Unfortunately, it's hard to find the standard face-on and down-the-line video of Wesley on the golf course. But here are a couple of vids that will give you an idea -- one shows the Brothers playing some match play with some NFL players, the other shows Wesley after his win in Mexico Sunday (shots are mixed in with the interview).





I don't see a whole lot of difference. What I see is a player who stays relaxed when he plays a shot, not one who's fixated on making a perfect swing on a perfect plane.

If you want my suggestion, it might be worthwhile to get a few plastic golf balls -- so you can hit them in the backyard without hitting them a mile -- and practice tossing them in the air while trying to hit them before they hit the ground. Then try to incorporate that feeling into your regular golf swing and see if it doesn't help you get better.

Because Wesley Bryan is proving that reactive swings are not only possible in golf, but extremely desirable. And practicing trick shots is how he got his.

Monday, April 25, 2016

The Limerick Summary: 2016 Valero Texas Open

Winner: Charley Hoffman

Around the wider world of golf: Got a lot of winners this week! Wesley Bryan continued to prove he's more than a trick shot artist by picking up his second Web.com Tour win this season -- this time, at the El Bosque Mexico Championship; Haru Nomura picked up her second LPGA title this season at the Swinging Skirts LPGA Classic; John Young Kim won the Guatemala Stella Artois Open on the PGA TOUR Latinoamérica; Soomin Lee got his first ET victory at the Shenzhen International; the team of Michael Allen and Woody Austin won the Champions division at the Bass Pro Shops Legends of Golf (the Champions Tour event) while Larry Nelson and Bruce Fleisher won the Legends division; Yuta Ikeda won the Panasonic Open Golf Championship on the Japan Golf Tour; Brittany Altomare won the Guardian Retirement Championship on the Symetra Tour; Austin Eckroat won the Junior Invitational (a big amateur event); and Shiho Oyama won the Fujisankei Ladies Classic on the JLPGA (bangkokbobby has details).

Charley Hoffman with Valero Texas Open trophy

Charley Hoffman has been frustrated by the Sunday blues lately.
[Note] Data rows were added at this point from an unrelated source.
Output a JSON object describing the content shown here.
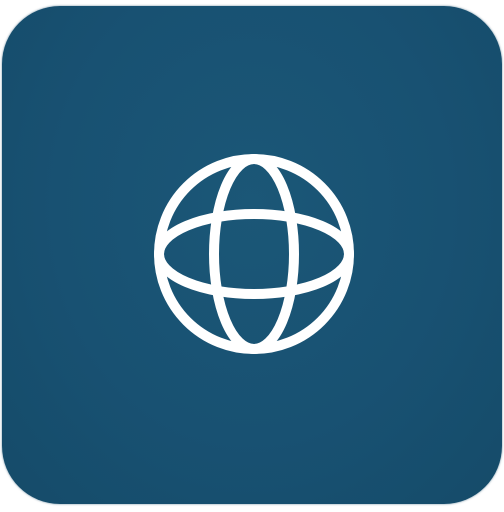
{
  "app_icon": {
    "icon": "globe-icon",
    "background_color": "#185172",
    "glyph_color": "#ffffff"
  }
}
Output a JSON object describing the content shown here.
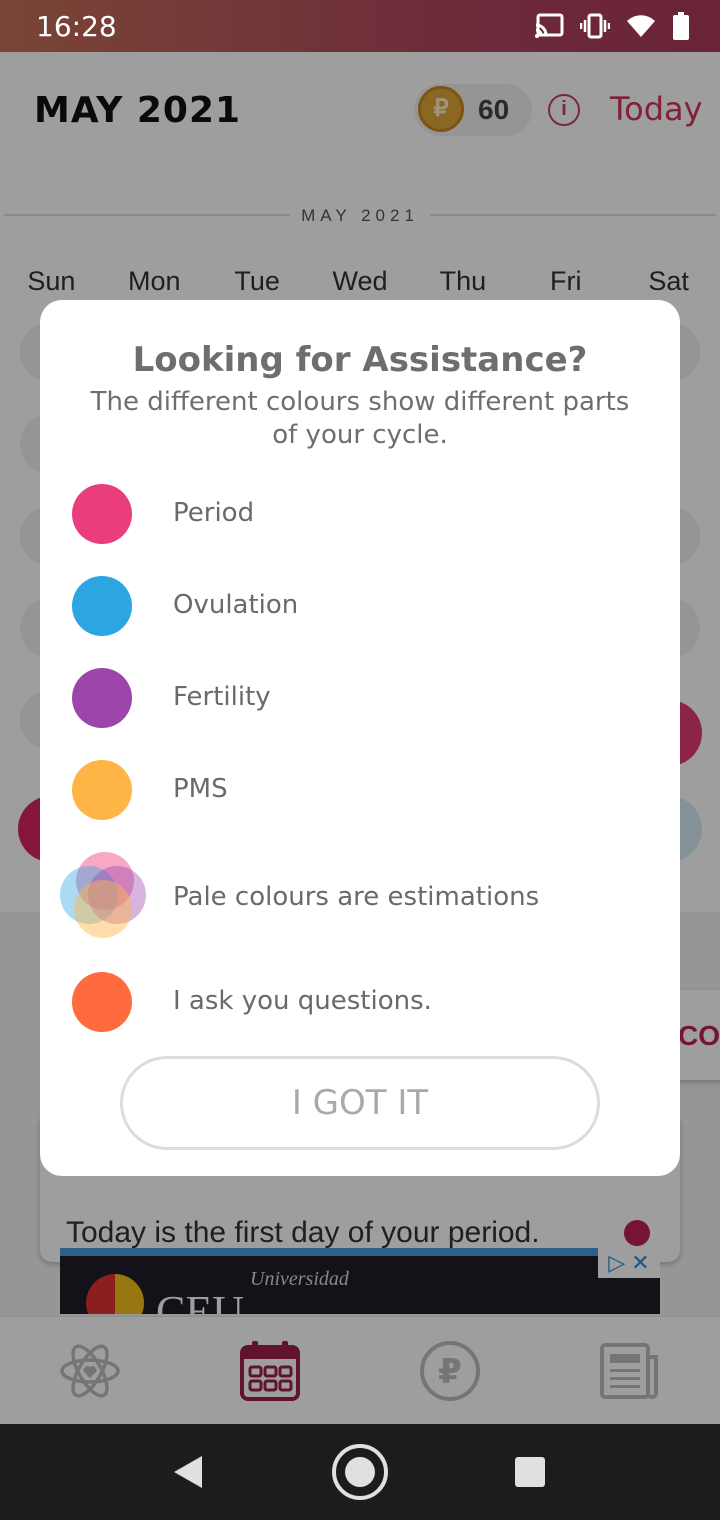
{
  "status_bar": {
    "time": "16:28",
    "icons": [
      "cast-icon",
      "vibrate-icon",
      "wifi-icon",
      "battery-icon"
    ]
  },
  "header": {
    "title": "MAY 2021",
    "coins": "60",
    "coin_symbol": "₽",
    "info_symbol": "i",
    "today_label": "Today"
  },
  "calendar": {
    "month_label": "MAY 2021",
    "weekdays": [
      "Sun",
      "Mon",
      "Tue",
      "Wed",
      "Thu",
      "Fri",
      "Sat"
    ]
  },
  "card": {
    "text": "Today is the first day of your period."
  },
  "side_tab": {
    "text": "CON"
  },
  "ad": {
    "text": "Universidad",
    "brand": "CEU",
    "close": "▷ ✕"
  },
  "bottom_nav": {
    "items": [
      "atom-icon",
      "calendar-icon",
      "coin-icon",
      "news-icon"
    ],
    "active_color": "#9c1d4d",
    "inactive_color": "#bdbdbd"
  },
  "dialog": {
    "title": "Looking for Assistance?",
    "subtitle": "The different colours show different parts of your cycle.",
    "legend": [
      {
        "label": "Period",
        "color": "#ea3d7d"
      },
      {
        "label": "Ovulation",
        "color": "#2ba6e0"
      },
      {
        "label": "Fertility",
        "color": "#9c46ac"
      },
      {
        "label": "PMS",
        "color": "#ffb546"
      },
      {
        "label": "Pale colours are estimations",
        "color": "pale"
      },
      {
        "label": "I ask you questions.",
        "color": "#ff6b3d"
      }
    ],
    "button_label": "I GOT IT"
  },
  "system_nav": {
    "items": [
      "back-icon",
      "home-icon",
      "recents-icon"
    ]
  }
}
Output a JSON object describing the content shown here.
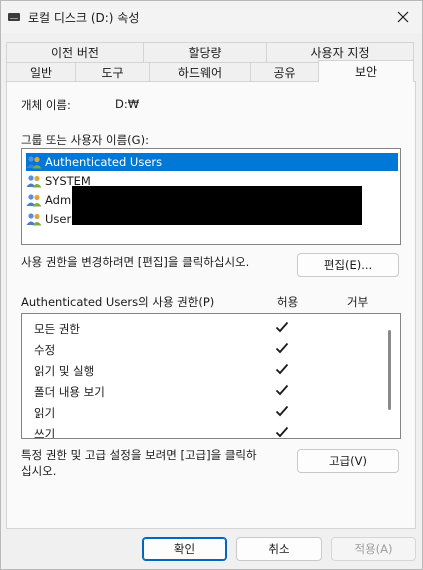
{
  "window": {
    "title": "로컬 디스크 (D:) 속성"
  },
  "tabs_back": [
    "이전 버전",
    "할당량",
    "사용자 지정"
  ],
  "tabs_front": [
    "일반",
    "도구",
    "하드웨어",
    "공유",
    "보안"
  ],
  "object": {
    "label": "개체 이름:",
    "value": "D:₩"
  },
  "groups": {
    "label": "그룹 또는 사용자 이름(G):",
    "items": [
      "Authenticated Users",
      "SYSTEM",
      "Adm",
      "Users"
    ]
  },
  "edit": {
    "hint": "사용 권한을 변경하려면 [편집]을 클릭하십시오.",
    "button": "편집(E)..."
  },
  "permissions": {
    "header": "Authenticated Users의 사용 권한(P)",
    "allow": "허용",
    "deny": "거부",
    "items": [
      {
        "name": "모든 권한",
        "allow": true,
        "deny": false
      },
      {
        "name": "수정",
        "allow": true,
        "deny": false
      },
      {
        "name": "읽기 및 실행",
        "allow": true,
        "deny": false
      },
      {
        "name": "폴더 내용 보기",
        "allow": true,
        "deny": false
      },
      {
        "name": "읽기",
        "allow": true,
        "deny": false
      },
      {
        "name": "쓰기",
        "allow": true,
        "deny": false
      }
    ]
  },
  "advanced": {
    "hint_line1": "특정 권한 및 고급 설정을 보려면 [고급]을 클릭하",
    "hint_line2": "십시오.",
    "button": "고급(V)"
  },
  "footer": {
    "ok": "확인",
    "cancel": "취소",
    "apply": "적용(A)"
  },
  "colors": {
    "selection": "#0078d7",
    "primary_border": "#0067c0"
  }
}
Seems he would play himself into position after 54 holes but just couldn't seem to get out of his own way during the last round. How bad was it? He was ranked 200 on the PGA Tour in fourth-round scoring. Add the pressure of the chase pack, led by Patrick Reed, and you could understand if it had happened again.

But it didn't. This time Charley got out of his own way and let his clubs do what they'd been doing every other round he played lately...

Hit fairways. Hit greens. Scramble. Make putts.

Patrick pushed him all the way, forcing him to get up-and-down with a 9-foot birdie putt on 18 to win outright. Charley drained it, pumped his fist, and then accepted congratulations from playing partners Patrick and Billy Horschel.

Look, there were plenty of stories on Sunday, including Martin Piller's attempt to win at Valero while his wife Gerina went after the Swinging Skirts. (The Pillers managed T4 and T3, respectively, which gives Gerina bragging rights not only for winning but for doing it in 30mph winds.) But when Charley finally broke through the barrier to get his fourth Tour win, that's the kind of thing that gives fans hope that they can overcome their own limits.

Besides, it gave me a chance to write Charley a really challenging Limerick Summary. You just don't see multi-syllabic rhymes like these everyday!
All his Sundays of late were forgettable
With performances best termed ‘regrettable’;
It was different this week.
Charley let his clubs speak—
Which made this win a great deal more gettable!
The photo came from this article at mysanantonio.com.